*WORK TASK*:
Return every record in full. Match each one exactly.

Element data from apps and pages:
▬▬▬▬▬▬▬▬▬▬

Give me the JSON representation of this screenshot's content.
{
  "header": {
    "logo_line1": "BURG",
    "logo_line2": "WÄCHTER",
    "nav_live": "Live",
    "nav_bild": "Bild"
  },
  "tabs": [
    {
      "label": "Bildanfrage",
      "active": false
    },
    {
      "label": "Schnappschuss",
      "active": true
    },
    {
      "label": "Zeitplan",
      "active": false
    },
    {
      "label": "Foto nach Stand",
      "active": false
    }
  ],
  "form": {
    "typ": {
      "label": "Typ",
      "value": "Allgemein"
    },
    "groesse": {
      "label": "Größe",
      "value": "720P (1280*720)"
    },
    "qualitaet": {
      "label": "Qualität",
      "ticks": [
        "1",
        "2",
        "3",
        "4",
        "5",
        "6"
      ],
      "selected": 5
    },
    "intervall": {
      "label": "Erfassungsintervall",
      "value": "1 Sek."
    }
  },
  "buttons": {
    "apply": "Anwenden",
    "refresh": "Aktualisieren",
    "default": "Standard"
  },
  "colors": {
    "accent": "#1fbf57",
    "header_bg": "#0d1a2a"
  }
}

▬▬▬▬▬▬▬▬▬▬

*ANSWER AREA*:
Give me the JSON representation of this screenshot's content.
{
  "header": {
    "logo_line1": "BURG",
    "logo_line2": "WÄCHTER",
    "nav_live": "Live",
    "nav_bild": "Bild"
  },
  "tabs": [
    {
      "label": "Bildanfrage",
      "active": false
    },
    {
      "label": "Schnappschuss",
      "active": true
    },
    {
      "label": "Zeitplan",
      "active": false
    },
    {
      "label": "Foto nach Stand",
      "active": false
    }
  ],
  "form": {
    "typ": {
      "label": "Typ",
      "value": "Allgemein"
    },
    "groesse": {
      "label": "Größe",
      "value": "720P (1280*720)"
    },
    "qualitaet": {
      "label": "Qualität",
      "ticks": [
        "1",
        "2",
        "3",
        "4",
        "5",
        "6"
      ],
      "selected": 5
    },
    "intervall": {
      "label": "Erfassungsintervall",
      "value": "1 Sek."
    }
  },
  "buttons": {
    "apply": "Anwenden",
    "refresh": "Aktualisieren",
    "default": "Standard"
  },
  "colors": {
    "accent": "#1fbf57",
    "header_bg": "#0d1a2a"
  }
}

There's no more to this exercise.